Task brief:
Copy each line containing "structured" from the listing below.

-- Records follows --

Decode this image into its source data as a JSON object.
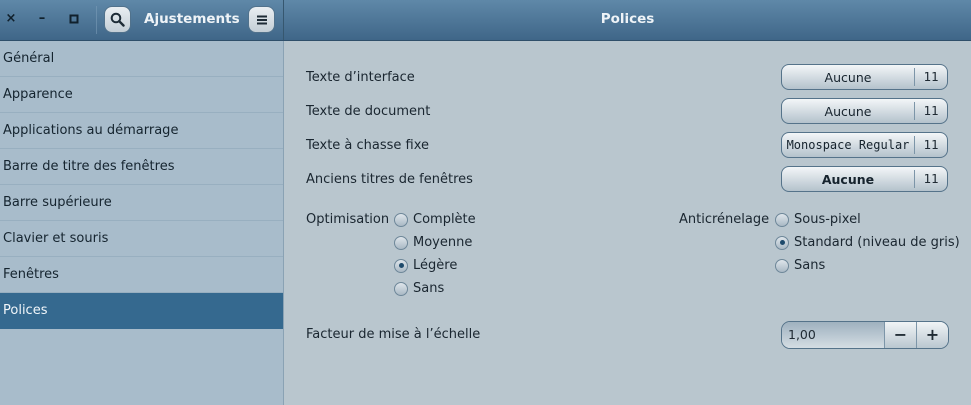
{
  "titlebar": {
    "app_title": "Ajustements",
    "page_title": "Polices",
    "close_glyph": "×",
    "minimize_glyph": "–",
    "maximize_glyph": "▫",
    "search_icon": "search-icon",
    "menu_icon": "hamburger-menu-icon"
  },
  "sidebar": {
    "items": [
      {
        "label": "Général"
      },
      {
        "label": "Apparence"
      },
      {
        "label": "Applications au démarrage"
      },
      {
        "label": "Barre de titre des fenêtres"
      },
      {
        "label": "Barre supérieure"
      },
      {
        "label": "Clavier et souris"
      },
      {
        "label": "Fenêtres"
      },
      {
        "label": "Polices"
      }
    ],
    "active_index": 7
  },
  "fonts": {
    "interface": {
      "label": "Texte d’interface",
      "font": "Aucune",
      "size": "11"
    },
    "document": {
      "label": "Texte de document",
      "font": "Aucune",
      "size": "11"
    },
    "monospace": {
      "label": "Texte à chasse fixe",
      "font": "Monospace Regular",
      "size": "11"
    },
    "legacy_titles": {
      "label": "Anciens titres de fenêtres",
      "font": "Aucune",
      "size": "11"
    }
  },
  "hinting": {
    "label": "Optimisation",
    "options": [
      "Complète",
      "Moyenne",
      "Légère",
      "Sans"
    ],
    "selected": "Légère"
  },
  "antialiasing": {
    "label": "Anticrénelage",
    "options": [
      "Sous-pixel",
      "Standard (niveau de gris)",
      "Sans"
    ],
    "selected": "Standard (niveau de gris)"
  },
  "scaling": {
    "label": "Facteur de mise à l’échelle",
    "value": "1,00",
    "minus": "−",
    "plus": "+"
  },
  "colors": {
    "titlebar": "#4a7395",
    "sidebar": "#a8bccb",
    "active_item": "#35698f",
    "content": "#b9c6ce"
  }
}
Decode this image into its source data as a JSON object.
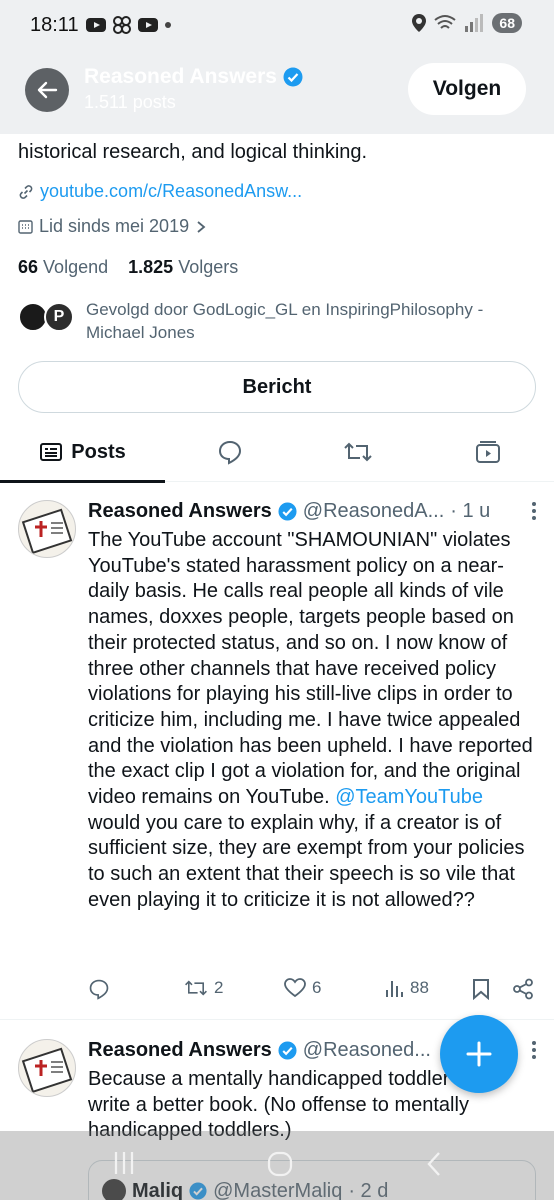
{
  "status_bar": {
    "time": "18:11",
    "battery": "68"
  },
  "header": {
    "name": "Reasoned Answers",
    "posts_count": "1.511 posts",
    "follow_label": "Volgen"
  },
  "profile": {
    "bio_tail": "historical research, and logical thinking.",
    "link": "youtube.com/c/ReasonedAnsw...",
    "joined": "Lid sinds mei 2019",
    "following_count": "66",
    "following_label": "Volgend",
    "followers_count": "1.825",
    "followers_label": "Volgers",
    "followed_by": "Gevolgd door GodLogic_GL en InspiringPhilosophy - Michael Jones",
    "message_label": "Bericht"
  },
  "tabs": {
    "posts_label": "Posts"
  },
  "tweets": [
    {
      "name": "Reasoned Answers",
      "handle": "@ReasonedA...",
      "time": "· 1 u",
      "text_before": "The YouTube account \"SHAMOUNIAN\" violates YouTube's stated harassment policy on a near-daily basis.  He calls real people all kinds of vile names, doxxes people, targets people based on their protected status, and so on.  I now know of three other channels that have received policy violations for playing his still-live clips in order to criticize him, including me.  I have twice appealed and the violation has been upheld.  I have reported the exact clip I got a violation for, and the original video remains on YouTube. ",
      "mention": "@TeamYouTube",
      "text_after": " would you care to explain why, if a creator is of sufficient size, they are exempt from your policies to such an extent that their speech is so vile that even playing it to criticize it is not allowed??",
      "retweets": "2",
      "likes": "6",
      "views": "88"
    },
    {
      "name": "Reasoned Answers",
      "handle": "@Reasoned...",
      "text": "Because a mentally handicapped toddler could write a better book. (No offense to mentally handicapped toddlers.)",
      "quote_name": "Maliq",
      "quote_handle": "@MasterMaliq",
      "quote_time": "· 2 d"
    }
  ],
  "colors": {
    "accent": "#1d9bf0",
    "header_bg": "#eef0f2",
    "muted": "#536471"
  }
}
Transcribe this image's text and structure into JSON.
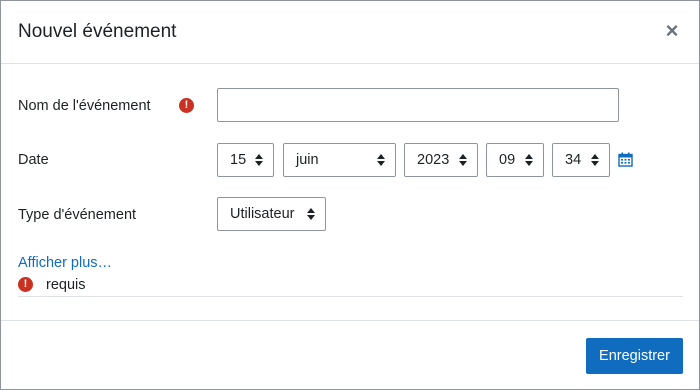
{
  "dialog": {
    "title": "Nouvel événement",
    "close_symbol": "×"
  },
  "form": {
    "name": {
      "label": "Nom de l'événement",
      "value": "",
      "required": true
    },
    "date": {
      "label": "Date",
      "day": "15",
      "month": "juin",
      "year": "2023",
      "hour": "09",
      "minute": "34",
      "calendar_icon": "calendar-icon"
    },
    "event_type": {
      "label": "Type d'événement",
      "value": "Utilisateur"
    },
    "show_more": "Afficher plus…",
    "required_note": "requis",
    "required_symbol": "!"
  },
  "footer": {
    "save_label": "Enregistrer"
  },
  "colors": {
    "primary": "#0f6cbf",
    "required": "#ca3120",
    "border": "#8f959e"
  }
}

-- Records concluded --
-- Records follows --

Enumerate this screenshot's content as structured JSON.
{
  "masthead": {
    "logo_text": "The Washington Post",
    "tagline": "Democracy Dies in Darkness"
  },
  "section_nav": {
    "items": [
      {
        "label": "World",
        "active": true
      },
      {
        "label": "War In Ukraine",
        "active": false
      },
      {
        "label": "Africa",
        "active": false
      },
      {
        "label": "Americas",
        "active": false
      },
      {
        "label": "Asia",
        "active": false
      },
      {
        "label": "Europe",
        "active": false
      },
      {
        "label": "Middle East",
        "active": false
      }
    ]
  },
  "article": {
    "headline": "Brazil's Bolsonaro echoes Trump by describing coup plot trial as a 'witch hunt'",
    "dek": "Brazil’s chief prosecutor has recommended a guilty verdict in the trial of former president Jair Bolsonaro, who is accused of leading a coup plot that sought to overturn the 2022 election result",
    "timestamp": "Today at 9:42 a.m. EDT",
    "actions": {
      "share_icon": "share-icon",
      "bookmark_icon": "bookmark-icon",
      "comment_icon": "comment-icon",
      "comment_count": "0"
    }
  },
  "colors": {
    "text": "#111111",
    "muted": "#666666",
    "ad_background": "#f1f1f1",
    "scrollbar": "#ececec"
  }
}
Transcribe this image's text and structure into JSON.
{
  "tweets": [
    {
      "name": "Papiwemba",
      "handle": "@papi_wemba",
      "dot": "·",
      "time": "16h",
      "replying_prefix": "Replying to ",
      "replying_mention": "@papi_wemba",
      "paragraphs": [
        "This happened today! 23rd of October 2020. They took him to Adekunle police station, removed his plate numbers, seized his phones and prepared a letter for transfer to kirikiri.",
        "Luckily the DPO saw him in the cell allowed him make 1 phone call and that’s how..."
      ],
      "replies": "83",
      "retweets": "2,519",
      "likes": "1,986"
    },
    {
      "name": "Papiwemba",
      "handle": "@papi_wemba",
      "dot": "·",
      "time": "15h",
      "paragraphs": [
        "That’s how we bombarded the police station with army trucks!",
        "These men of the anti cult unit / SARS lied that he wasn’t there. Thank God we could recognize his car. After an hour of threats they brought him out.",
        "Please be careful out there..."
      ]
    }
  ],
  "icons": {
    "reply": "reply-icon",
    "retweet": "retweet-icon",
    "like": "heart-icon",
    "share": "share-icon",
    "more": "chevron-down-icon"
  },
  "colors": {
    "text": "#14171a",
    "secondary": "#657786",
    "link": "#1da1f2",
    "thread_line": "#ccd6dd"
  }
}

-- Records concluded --
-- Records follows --

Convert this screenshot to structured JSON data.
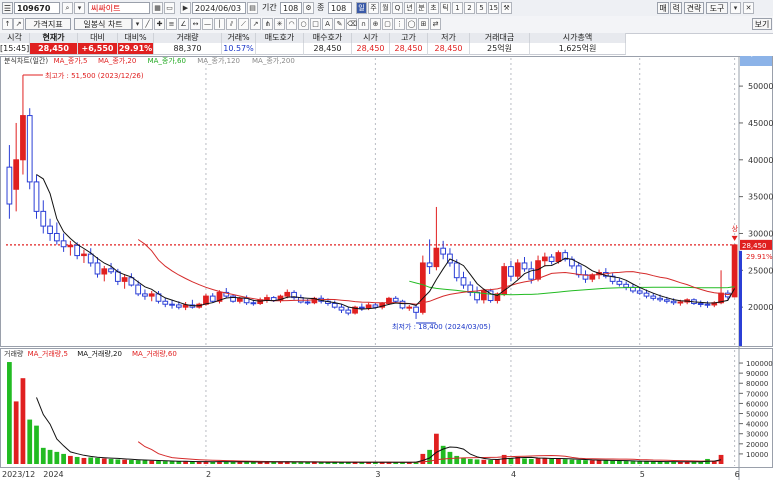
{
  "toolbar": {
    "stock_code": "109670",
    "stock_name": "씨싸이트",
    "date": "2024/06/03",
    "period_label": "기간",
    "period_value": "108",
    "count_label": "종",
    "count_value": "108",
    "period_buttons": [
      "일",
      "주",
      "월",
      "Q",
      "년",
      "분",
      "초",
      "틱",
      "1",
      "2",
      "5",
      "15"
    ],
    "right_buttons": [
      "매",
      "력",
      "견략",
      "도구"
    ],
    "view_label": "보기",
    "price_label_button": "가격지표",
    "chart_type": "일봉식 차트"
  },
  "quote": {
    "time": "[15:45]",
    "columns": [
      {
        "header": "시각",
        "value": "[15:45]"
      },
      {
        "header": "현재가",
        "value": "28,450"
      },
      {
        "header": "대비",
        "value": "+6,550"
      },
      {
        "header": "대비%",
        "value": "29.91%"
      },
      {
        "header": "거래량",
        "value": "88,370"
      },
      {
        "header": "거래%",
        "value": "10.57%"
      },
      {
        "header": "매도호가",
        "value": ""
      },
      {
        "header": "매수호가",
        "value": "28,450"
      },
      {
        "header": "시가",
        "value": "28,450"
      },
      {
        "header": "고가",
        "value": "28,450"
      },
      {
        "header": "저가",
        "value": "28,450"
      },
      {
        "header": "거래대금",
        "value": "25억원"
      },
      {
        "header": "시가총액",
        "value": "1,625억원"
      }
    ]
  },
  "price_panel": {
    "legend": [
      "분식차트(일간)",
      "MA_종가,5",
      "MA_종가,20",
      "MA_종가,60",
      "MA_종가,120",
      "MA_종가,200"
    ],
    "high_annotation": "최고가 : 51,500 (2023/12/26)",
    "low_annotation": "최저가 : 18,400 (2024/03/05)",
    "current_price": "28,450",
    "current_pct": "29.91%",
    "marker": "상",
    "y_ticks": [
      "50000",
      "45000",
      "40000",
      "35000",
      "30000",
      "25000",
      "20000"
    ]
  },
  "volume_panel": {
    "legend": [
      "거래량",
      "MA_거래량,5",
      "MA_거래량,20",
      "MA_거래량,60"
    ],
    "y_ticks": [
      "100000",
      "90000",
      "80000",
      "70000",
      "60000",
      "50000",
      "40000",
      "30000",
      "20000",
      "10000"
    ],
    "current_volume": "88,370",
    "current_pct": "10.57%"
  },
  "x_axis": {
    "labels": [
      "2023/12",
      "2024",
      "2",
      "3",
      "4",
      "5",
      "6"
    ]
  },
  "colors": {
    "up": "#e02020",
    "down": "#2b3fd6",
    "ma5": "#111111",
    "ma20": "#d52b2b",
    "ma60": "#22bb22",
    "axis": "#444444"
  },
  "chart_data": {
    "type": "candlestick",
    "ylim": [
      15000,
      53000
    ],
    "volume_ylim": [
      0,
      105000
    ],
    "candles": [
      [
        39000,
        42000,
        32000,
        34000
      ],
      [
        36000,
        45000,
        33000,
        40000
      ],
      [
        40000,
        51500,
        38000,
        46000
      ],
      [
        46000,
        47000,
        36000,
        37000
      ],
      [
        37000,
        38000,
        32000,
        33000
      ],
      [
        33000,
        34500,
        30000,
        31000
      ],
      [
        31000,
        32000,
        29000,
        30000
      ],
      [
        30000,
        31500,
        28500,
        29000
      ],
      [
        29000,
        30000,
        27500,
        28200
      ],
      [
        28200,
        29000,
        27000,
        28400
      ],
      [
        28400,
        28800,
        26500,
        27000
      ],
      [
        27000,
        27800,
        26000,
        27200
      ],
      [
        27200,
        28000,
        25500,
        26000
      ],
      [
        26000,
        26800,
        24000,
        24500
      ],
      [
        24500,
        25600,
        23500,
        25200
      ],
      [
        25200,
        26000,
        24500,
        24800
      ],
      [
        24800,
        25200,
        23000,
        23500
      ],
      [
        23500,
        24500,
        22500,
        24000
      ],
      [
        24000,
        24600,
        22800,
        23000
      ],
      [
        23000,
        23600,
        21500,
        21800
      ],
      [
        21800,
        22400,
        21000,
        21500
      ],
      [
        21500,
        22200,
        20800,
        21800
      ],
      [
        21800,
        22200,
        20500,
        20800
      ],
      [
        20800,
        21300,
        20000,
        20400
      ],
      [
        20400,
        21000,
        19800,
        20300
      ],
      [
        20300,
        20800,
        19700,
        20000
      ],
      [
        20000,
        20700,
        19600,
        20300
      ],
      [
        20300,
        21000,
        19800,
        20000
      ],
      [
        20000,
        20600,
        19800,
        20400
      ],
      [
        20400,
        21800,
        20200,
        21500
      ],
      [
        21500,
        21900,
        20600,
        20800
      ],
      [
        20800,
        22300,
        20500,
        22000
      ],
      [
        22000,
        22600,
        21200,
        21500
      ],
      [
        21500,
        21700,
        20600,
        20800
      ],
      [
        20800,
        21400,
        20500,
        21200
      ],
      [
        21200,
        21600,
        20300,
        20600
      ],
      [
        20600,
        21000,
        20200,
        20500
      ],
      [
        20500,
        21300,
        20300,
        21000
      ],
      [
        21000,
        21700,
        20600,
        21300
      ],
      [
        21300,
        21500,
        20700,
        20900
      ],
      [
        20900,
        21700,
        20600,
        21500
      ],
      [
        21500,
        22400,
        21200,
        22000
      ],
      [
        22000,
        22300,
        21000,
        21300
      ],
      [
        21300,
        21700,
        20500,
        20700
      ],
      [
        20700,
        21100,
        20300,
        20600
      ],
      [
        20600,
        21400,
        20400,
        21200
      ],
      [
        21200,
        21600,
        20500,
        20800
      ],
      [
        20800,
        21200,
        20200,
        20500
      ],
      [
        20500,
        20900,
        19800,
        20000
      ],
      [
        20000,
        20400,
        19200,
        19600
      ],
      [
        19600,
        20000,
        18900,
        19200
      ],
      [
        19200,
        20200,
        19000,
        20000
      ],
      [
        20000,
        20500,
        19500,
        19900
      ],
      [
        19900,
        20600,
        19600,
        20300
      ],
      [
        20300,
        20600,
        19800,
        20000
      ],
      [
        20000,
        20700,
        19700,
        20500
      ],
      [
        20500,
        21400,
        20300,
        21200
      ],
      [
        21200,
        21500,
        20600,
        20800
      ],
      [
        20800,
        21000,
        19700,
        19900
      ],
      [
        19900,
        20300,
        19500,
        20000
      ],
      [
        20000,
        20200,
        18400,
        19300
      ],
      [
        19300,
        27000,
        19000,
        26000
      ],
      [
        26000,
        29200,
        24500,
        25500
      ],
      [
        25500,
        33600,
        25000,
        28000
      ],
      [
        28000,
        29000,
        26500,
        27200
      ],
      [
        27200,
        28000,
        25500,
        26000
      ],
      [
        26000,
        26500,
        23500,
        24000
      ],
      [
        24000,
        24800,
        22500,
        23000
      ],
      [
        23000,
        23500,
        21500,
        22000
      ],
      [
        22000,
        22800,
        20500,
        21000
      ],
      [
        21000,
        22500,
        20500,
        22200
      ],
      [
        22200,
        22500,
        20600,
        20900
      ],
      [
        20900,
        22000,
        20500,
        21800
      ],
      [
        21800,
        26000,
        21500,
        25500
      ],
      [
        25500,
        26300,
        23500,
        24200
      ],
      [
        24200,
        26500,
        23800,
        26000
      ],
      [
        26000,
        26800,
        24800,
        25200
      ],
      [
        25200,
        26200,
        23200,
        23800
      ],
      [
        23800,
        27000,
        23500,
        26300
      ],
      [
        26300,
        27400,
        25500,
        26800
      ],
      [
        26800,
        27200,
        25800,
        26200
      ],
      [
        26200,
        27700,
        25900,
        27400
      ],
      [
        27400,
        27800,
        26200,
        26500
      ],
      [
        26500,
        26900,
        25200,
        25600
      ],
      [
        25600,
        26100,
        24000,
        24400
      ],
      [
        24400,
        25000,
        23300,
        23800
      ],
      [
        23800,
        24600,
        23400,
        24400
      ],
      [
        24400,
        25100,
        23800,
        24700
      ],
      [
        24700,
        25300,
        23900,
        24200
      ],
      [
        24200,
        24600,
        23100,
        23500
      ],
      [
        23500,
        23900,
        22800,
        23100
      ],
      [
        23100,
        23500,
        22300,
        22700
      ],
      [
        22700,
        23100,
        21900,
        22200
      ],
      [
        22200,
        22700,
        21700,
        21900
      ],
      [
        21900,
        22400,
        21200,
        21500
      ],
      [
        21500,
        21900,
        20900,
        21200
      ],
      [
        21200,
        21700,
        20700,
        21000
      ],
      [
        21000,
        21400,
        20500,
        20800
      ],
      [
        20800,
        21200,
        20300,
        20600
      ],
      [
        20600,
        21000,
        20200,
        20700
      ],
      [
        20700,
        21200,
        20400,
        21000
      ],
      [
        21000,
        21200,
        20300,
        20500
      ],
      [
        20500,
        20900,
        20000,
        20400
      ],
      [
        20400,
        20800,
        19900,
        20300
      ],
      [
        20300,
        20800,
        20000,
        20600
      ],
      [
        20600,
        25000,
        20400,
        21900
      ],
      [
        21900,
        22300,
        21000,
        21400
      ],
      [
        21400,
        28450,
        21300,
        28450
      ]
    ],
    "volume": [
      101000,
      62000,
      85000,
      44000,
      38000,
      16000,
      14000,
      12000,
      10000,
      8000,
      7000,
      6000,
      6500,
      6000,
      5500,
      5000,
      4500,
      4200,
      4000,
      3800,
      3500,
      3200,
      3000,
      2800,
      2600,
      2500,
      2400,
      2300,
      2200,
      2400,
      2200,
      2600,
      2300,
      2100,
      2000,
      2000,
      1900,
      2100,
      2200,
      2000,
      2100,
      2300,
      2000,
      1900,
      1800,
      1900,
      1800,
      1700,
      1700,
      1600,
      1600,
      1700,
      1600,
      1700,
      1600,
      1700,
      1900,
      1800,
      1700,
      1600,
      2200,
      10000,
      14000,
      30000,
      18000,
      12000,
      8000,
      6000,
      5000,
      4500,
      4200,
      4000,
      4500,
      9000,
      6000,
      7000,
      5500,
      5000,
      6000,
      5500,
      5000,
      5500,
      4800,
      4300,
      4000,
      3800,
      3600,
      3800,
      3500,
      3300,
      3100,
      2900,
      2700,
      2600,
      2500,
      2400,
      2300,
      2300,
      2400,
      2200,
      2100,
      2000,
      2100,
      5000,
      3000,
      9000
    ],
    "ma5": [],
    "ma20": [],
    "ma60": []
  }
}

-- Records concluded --

Reply:
Enumerate this screenshot's content as structured JSON.
Convert this screenshot to structured JSON data.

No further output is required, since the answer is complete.